Recorded data START

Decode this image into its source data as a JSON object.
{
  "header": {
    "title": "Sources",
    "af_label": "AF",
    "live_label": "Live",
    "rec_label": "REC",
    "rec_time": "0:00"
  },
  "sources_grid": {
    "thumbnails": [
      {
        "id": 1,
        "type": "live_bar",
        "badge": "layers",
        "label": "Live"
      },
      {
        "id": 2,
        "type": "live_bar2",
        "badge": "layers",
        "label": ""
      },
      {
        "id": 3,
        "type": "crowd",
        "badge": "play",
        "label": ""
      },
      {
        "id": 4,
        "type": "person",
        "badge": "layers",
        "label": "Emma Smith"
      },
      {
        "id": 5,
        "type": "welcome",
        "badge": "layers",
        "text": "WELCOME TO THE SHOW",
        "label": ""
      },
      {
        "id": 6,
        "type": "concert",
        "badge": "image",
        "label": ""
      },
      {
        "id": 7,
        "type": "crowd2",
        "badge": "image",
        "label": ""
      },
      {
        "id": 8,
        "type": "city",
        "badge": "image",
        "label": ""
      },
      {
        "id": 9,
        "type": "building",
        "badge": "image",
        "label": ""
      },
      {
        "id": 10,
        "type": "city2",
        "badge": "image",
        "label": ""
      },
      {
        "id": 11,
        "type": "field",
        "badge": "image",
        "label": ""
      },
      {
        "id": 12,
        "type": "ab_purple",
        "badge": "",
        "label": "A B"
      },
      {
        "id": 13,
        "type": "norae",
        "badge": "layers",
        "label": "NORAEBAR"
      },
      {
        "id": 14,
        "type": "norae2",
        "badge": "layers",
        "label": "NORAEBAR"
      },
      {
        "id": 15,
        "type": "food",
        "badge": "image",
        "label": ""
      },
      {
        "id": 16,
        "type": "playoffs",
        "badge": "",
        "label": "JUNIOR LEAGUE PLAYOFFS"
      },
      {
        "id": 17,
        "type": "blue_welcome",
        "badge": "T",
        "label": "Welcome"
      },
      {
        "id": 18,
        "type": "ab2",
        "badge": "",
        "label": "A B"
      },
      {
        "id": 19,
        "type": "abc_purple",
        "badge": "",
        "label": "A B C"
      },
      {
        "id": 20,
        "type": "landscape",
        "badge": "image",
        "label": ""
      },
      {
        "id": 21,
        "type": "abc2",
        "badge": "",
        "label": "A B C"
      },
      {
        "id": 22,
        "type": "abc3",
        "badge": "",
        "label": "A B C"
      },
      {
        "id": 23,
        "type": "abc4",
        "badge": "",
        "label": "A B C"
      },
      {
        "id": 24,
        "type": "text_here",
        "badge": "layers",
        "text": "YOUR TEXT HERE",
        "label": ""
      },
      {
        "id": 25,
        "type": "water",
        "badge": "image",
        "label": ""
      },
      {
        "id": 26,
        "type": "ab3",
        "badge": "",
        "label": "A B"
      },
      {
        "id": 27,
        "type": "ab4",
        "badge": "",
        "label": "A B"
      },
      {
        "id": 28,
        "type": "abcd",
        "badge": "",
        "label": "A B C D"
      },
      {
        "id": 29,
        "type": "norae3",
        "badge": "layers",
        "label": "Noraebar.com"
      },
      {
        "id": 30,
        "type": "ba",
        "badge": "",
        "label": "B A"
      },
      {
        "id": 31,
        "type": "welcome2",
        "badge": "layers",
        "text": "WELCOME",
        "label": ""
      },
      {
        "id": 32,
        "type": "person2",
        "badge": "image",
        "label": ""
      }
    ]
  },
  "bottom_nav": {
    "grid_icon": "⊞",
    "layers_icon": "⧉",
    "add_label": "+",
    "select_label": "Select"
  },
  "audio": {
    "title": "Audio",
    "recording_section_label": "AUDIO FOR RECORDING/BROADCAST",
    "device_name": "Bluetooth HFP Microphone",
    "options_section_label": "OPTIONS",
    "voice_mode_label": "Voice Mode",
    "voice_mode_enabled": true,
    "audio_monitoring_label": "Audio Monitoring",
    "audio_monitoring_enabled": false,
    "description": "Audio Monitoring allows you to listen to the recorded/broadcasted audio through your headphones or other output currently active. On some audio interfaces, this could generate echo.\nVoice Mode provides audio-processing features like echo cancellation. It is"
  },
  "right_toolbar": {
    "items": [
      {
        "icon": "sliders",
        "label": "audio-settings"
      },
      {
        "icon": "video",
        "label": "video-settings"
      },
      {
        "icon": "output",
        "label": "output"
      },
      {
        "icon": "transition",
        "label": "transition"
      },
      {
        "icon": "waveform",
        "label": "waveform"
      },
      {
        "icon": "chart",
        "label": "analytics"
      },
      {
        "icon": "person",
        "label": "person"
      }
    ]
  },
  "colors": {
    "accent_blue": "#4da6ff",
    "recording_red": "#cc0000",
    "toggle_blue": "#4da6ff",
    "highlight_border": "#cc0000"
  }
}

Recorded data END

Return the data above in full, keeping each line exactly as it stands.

Decode this image into its source data as a JSON object.
{
  "header": {
    "title": "Sources",
    "af_label": "AF",
    "live_label": "Live",
    "rec_label": "REC",
    "rec_time": "0:00"
  },
  "sources_grid": {
    "thumbnails": [
      {
        "id": 1,
        "type": "live_bar",
        "badge": "layers",
        "label": "Live"
      },
      {
        "id": 2,
        "type": "live_bar2",
        "badge": "layers",
        "label": ""
      },
      {
        "id": 3,
        "type": "crowd",
        "badge": "play",
        "label": ""
      },
      {
        "id": 4,
        "type": "person",
        "badge": "layers",
        "label": "Emma Smith"
      },
      {
        "id": 5,
        "type": "welcome",
        "badge": "layers",
        "text": "WELCOME TO THE SHOW",
        "label": ""
      },
      {
        "id": 6,
        "type": "concert",
        "badge": "image",
        "label": ""
      },
      {
        "id": 7,
        "type": "crowd2",
        "badge": "image",
        "label": ""
      },
      {
        "id": 8,
        "type": "city",
        "badge": "image",
        "label": ""
      },
      {
        "id": 9,
        "type": "building",
        "badge": "image",
        "label": ""
      },
      {
        "id": 10,
        "type": "city2",
        "badge": "image",
        "label": ""
      },
      {
        "id": 11,
        "type": "field",
        "badge": "image",
        "label": ""
      },
      {
        "id": 12,
        "type": "ab_purple",
        "badge": "",
        "label": "A B"
      },
      {
        "id": 13,
        "type": "norae",
        "badge": "layers",
        "label": "NORAEBAR"
      },
      {
        "id": 14,
        "type": "norae2",
        "badge": "layers",
        "label": "NORAEBAR"
      },
      {
        "id": 15,
        "type": "food",
        "badge": "image",
        "label": ""
      },
      {
        "id": 16,
        "type": "playoffs",
        "badge": "",
        "label": "JUNIOR LEAGUE PLAYOFFS"
      },
      {
        "id": 17,
        "type": "blue_welcome",
        "badge": "T",
        "label": "Welcome"
      },
      {
        "id": 18,
        "type": "ab2",
        "badge": "",
        "label": "A B"
      },
      {
        "id": 19,
        "type": "abc_purple",
        "badge": "",
        "label": "A B C"
      },
      {
        "id": 20,
        "type": "landscape",
        "badge": "image",
        "label": ""
      },
      {
        "id": 21,
        "type": "abc2",
        "badge": "",
        "label": "A B C"
      },
      {
        "id": 22,
        "type": "abc3",
        "badge": "",
        "label": "A B C"
      },
      {
        "id": 23,
        "type": "abc4",
        "badge": "",
        "label": "A B C"
      },
      {
        "id": 24,
        "type": "text_here",
        "badge": "layers",
        "text": "YOUR TEXT HERE",
        "label": ""
      },
      {
        "id": 25,
        "type": "water",
        "badge": "image",
        "label": ""
      },
      {
        "id": 26,
        "type": "ab3",
        "badge": "",
        "label": "A B"
      },
      {
        "id": 27,
        "type": "ab4",
        "badge": "",
        "label": "A B"
      },
      {
        "id": 28,
        "type": "abcd",
        "badge": "",
        "label": "A B C D"
      },
      {
        "id": 29,
        "type": "norae3",
        "badge": "layers",
        "label": "Noraebar.com"
      },
      {
        "id": 30,
        "type": "ba",
        "badge": "",
        "label": "B A"
      },
      {
        "id": 31,
        "type": "welcome2",
        "badge": "layers",
        "text": "WELCOME",
        "label": ""
      },
      {
        "id": 32,
        "type": "person2",
        "badge": "image",
        "label": ""
      }
    ]
  },
  "bottom_nav": {
    "grid_icon": "⊞",
    "layers_icon": "⧉",
    "add_label": "+",
    "select_label": "Select"
  },
  "audio": {
    "title": "Audio",
    "recording_section_label": "AUDIO FOR RECORDING/BROADCAST",
    "device_name": "Bluetooth HFP Microphone",
    "options_section_label": "OPTIONS",
    "voice_mode_label": "Voice Mode",
    "voice_mode_enabled": true,
    "audio_monitoring_label": "Audio Monitoring",
    "audio_monitoring_enabled": false,
    "description": "Audio Monitoring allows you to listen to the recorded/broadcasted audio through your headphones or other output currently active. On some audio interfaces, this could generate echo.\nVoice Mode provides audio-processing features like echo cancellation. It is"
  },
  "right_toolbar": {
    "items": [
      {
        "icon": "sliders",
        "label": "audio-settings"
      },
      {
        "icon": "video",
        "label": "video-settings"
      },
      {
        "icon": "output",
        "label": "output"
      },
      {
        "icon": "transition",
        "label": "transition"
      },
      {
        "icon": "waveform",
        "label": "waveform"
      },
      {
        "icon": "chart",
        "label": "analytics"
      },
      {
        "icon": "person",
        "label": "person"
      }
    ]
  },
  "colors": {
    "accent_blue": "#4da6ff",
    "recording_red": "#cc0000",
    "toggle_blue": "#4da6ff",
    "highlight_border": "#cc0000"
  }
}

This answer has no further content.